The Louth and Armagh estates which Sir Harry had enjoyed from his uncle, Lord Clermont, passed, as provided, to Thomas Fortescue, Esq. of Dromisken, afterwards Lord Clermont.

This Will was proved in London on 27th November 1833 and Mr. Holyoake took possession of Ribston.  It was stated at the time that Holyoake assumed the additional surname of Goodricke.

Memories of rollicking and disreputable scenes Holyoake doubtless had in abundance, but none of real respect.  At all events Holyoake showed his pretended respect for Sir Harry in a curious way for, instead of taking up his residence at Ribston as might have been expected he immediately let the residence furnished and set about the disposal of it and every Goodricke acre as early as decency would permit. Ribston was eventually sold in 1836 to Mr. Joseph Dent of Appleby in Lincolnshire for the sum of £180,000.  Mr. George Robins, the agent who carried out the sale was so disgusted with Holyoake for cheating him out of £1,000 of his remuneration that he published in 1840 a fifty page pamphlet describing the whole transaction.

Sir Thomas Francis Henry Goodricke, the 8th Baronet and Last.

We have now to pass over an interval of six years (1833-1839). No longer with an inheritance of vast estates only a title and rented rooms in London, Noël Star Street, Edgware Road.

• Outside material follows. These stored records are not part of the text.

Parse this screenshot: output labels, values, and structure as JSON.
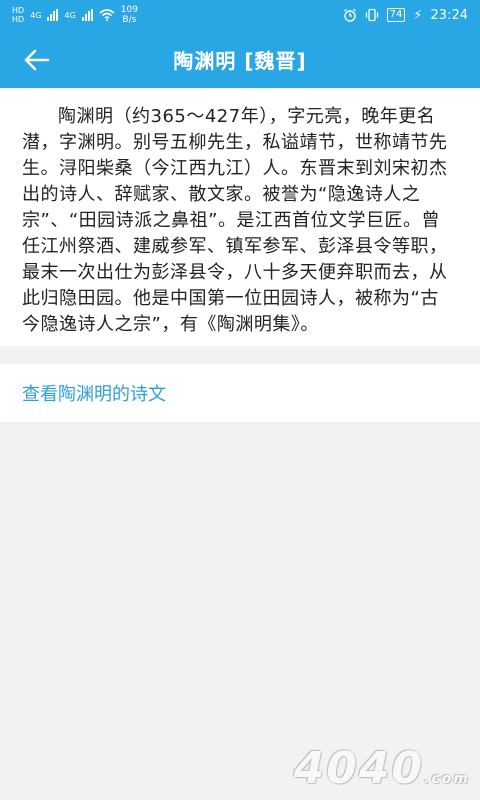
{
  "status_bar": {
    "left_badges": [
      "HD",
      "HD"
    ],
    "network_labels": [
      "4G",
      "4G"
    ],
    "speed_value": "109",
    "speed_unit": "B/s",
    "battery": "74",
    "time": "23:24",
    "icons": [
      "alarm-icon",
      "vibrate-icon",
      "battery-icon",
      "charging-icon",
      "wifi-icon",
      "signal-icon"
    ]
  },
  "header": {
    "title": "陶渊明 [魏晋]",
    "back_icon": "back-arrow-icon"
  },
  "bio": {
    "text": "陶渊明（约365～427年），字元亮，晚年更名潜，字渊明。别号五柳先生，私谥靖节，世称靖节先生。浔阳柴桑（今江西九江）人。东晋末到刘宋初杰出的诗人、辞赋家、散文家。被誉为“隐逸诗人之宗”、“田园诗派之鼻祖”。是江西首位文学巨匠。曾任江州祭酒、建威参军、镇军参军、彭泽县令等职，最末一次出仕为彭泽县令，八十多天便弃职而去，从此归隐田园。他是中国第一位田园诗人，被称为“古今隐逸诗人之宗”，有《陶渊明集》。"
  },
  "poems_link": {
    "label": "查看陶渊明的诗文"
  },
  "watermark": {
    "text": "4040",
    "suffix": ".com"
  },
  "colors": {
    "header_bg": "#29a6e4",
    "link": "#2ea0d8",
    "page_bg": "#f2f2f2"
  }
}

This house which was occupied by a family of the name of Waterhouse afforded lodging to an old gentleman in reduced circumstances none other than Sir Thomas Francis Henry Goodricke, the eighth Baronet who succeeded to and assumed the title on the death of Sir Harry James in 1833. Sir Thomas was the only surviving son of Colonel Thomas Goodricke, and grandson of Sir Henry, fourth Baronet, and was born at Rochester, 24th September 1762.  He had married 2nd April 1794, Harriet, eldest daughter of the late Henry Goodricke, Esq., of York and granddaughter of Sir John, fifth Baronet, but she pre-deceased him leaving no issue. Very little is now known of the life of Sir Thomas, but the fact that Sir Francis Lyttleton Holyoake-Goodricke gave him an annuity of £20 pounds a mere pittance Sir Thomas accepted and drew quarterly at the counter of Messrs. Glyn Mills & Co's Bank is in itself sufficient corroboration of the fact that his means were painfully small.  He died at the house above-mentioned on 9th March 1839 in his seventy-seventh year and was buried in Kensal Green Cemetery.

Thomas Francis Henry Goodricke was the last Baronet, and at his decease the elder branch of the Ribston Goodricke’s was allowed to become extinct. The old family is still represented and descendents can be found throughout the world.

Argent, on a Fess, Gules, between two Lions, passant guardant, Sable, a Fleur de Lis, Or, between two Crescents, Argent.

CREST. A Demy Lion Ermines, armed and Languid Gules, issuing out of a Ducal Coronet, Or; holding in his Paws, a Battle-axe, proper, helved, Or.

SUPPORTERS. TWO naked Boys, which are on the Monument of Richard Goodricke, Esq.; who was High Sheriff of Yorkshire in 1579.

Seat. At Ribston, and Altofts, in Yorkshire.